## MATERIAL SUPPLIED
______
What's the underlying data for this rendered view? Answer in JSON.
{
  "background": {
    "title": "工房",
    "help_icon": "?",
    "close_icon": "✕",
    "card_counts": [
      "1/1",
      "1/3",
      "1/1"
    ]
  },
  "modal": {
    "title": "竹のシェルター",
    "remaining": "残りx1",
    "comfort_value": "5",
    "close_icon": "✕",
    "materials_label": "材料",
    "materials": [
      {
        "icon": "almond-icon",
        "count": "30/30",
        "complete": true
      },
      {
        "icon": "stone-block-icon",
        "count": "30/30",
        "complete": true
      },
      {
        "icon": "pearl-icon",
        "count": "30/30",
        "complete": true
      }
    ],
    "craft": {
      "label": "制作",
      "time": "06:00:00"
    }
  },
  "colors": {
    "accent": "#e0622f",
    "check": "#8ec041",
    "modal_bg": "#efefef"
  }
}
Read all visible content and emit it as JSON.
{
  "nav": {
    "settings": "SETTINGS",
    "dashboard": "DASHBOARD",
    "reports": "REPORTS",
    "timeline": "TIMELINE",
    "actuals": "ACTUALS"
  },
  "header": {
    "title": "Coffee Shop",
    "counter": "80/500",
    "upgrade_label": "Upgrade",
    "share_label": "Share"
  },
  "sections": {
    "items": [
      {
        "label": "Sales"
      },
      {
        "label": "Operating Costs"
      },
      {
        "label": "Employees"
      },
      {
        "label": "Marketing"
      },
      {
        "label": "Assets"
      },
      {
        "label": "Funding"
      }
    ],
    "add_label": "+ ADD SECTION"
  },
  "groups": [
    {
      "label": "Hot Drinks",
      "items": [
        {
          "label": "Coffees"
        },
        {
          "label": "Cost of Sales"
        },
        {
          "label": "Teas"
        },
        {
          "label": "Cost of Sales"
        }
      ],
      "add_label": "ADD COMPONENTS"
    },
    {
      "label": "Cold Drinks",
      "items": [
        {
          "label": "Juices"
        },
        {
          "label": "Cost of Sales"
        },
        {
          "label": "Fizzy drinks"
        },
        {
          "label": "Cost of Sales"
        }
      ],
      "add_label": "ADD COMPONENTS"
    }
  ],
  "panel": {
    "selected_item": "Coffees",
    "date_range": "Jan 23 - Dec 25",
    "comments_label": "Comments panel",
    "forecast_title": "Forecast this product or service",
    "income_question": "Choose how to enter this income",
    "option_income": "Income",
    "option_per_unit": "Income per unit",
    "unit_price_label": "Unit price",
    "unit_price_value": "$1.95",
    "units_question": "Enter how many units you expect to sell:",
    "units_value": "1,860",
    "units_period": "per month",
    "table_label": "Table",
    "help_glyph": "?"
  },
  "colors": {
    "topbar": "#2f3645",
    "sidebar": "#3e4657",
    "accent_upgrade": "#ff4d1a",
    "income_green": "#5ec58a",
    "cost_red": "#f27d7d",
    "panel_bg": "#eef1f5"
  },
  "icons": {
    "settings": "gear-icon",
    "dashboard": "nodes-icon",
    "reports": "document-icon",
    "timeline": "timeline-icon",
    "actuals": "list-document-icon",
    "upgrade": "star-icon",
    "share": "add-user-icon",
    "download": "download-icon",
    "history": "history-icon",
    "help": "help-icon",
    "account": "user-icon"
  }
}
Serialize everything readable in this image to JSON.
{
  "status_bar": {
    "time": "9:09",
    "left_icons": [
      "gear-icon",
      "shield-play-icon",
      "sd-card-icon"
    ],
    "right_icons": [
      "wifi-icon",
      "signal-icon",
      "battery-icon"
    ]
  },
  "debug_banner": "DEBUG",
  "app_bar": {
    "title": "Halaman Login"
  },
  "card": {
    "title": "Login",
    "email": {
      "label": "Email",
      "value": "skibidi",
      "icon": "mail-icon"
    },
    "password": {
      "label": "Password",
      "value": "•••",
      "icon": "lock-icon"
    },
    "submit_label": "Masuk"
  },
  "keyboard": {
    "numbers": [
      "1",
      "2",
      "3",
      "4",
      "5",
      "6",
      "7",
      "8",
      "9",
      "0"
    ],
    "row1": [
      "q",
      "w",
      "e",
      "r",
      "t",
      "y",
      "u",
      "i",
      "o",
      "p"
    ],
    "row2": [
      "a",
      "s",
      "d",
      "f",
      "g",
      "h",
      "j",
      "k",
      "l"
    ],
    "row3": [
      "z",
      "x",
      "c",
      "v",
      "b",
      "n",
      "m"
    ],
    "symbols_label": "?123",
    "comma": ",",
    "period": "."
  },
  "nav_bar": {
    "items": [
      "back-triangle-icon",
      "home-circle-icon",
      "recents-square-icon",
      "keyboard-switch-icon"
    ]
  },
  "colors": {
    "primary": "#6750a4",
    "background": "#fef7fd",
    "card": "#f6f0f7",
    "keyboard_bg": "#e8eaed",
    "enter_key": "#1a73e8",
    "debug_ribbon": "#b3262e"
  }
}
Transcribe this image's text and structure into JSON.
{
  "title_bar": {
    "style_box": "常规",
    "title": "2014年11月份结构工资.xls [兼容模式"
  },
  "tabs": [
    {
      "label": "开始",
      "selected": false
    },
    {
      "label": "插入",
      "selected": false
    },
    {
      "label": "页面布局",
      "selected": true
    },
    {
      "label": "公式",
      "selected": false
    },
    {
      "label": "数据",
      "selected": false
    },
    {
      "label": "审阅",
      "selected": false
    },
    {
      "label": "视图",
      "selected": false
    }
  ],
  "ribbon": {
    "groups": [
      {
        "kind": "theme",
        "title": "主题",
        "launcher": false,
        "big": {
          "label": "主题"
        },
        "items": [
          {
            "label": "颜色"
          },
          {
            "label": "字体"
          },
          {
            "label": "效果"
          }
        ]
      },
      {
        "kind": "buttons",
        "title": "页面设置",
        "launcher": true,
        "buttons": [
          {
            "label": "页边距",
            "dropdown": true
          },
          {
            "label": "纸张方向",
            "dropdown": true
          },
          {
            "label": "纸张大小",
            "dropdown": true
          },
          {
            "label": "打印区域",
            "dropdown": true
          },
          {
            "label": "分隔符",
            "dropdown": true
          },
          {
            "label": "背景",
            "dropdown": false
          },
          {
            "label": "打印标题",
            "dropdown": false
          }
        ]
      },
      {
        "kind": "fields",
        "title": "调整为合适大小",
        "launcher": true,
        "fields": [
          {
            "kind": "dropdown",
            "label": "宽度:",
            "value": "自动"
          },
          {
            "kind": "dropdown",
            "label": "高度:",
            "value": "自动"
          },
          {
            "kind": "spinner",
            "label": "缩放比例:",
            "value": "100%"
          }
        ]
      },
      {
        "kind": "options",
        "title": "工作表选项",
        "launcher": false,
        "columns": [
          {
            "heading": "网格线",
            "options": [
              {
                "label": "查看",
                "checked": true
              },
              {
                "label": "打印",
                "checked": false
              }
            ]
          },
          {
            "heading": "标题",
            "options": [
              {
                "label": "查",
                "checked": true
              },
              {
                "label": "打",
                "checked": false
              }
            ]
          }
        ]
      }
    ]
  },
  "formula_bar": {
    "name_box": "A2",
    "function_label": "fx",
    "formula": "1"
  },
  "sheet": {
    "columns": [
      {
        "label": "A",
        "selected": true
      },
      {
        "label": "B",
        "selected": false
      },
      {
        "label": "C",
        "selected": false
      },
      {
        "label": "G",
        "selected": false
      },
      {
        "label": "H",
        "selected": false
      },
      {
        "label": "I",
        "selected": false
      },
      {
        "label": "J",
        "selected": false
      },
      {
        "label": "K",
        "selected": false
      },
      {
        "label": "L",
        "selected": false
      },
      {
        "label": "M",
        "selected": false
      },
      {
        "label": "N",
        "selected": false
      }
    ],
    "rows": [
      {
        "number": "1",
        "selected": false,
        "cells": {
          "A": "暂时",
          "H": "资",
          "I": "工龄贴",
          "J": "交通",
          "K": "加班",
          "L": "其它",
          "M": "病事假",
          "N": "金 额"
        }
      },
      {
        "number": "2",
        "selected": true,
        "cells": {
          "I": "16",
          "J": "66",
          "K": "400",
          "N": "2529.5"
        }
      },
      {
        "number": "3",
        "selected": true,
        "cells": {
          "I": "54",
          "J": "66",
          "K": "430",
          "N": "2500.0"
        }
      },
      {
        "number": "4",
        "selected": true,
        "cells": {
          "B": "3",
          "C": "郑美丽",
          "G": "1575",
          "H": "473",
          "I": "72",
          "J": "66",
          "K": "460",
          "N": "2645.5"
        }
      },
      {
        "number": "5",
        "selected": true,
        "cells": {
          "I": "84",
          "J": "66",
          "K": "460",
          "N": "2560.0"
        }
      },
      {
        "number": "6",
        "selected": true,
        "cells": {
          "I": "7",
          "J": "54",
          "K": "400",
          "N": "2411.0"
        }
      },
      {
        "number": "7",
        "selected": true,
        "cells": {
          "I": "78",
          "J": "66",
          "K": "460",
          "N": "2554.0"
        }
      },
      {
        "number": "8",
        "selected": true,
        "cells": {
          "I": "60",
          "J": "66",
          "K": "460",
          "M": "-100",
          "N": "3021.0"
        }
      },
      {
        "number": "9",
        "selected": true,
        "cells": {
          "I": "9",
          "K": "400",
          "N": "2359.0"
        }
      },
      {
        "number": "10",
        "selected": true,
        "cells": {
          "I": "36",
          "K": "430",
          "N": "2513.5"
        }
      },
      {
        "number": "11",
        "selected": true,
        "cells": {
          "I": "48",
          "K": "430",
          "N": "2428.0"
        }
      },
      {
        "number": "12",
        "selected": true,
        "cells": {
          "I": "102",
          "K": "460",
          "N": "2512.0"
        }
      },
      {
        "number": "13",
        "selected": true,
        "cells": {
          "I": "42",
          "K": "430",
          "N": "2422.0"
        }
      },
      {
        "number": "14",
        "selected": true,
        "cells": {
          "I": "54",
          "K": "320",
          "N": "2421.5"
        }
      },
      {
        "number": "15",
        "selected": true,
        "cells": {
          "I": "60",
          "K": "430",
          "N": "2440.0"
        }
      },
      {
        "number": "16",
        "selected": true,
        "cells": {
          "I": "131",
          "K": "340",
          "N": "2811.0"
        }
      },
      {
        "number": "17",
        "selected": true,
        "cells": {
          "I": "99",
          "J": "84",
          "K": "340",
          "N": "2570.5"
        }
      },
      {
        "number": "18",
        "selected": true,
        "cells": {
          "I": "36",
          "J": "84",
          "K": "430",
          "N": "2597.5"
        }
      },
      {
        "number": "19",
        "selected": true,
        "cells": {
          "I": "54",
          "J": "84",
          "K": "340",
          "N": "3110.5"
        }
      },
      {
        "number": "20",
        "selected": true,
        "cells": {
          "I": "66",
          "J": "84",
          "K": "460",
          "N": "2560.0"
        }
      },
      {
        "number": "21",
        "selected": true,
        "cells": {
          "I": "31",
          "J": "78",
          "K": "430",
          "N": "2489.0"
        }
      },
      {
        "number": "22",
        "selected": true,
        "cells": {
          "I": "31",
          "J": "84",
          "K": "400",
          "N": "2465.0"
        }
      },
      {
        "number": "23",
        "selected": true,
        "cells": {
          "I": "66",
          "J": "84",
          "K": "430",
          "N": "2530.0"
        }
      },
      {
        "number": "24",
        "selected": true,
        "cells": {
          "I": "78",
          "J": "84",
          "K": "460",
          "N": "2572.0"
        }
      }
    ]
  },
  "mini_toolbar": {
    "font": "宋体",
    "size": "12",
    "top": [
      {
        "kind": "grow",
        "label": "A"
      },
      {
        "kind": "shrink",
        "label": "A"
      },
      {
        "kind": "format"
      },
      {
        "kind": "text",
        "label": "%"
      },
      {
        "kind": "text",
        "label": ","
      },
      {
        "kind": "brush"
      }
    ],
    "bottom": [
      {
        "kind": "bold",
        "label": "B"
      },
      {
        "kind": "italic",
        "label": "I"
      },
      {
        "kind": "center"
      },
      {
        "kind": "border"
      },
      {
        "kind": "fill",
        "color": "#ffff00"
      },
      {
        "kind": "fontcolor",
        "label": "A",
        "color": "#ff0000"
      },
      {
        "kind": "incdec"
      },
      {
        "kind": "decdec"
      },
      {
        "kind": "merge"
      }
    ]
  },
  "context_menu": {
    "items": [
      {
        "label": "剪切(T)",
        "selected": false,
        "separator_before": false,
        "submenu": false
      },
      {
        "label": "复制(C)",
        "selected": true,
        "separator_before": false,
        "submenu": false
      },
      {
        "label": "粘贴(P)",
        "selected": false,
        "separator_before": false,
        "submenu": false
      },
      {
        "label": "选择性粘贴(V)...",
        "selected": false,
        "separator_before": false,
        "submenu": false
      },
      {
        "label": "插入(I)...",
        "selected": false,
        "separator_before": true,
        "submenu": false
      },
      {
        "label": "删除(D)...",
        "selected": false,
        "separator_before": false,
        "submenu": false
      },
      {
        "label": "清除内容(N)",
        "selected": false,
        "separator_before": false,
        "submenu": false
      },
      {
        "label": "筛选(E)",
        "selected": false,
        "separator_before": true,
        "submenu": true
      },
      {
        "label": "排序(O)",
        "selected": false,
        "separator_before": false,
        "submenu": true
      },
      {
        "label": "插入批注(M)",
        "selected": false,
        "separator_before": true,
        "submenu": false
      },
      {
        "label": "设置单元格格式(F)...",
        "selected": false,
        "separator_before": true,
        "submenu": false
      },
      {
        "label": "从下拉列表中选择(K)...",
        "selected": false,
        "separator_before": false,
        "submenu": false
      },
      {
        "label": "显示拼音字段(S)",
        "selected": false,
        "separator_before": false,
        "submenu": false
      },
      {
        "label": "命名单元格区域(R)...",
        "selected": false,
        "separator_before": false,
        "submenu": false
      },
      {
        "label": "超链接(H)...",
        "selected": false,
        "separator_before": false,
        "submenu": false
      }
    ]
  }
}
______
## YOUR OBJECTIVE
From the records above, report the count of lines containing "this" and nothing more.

## REPLY TO THE TASK
5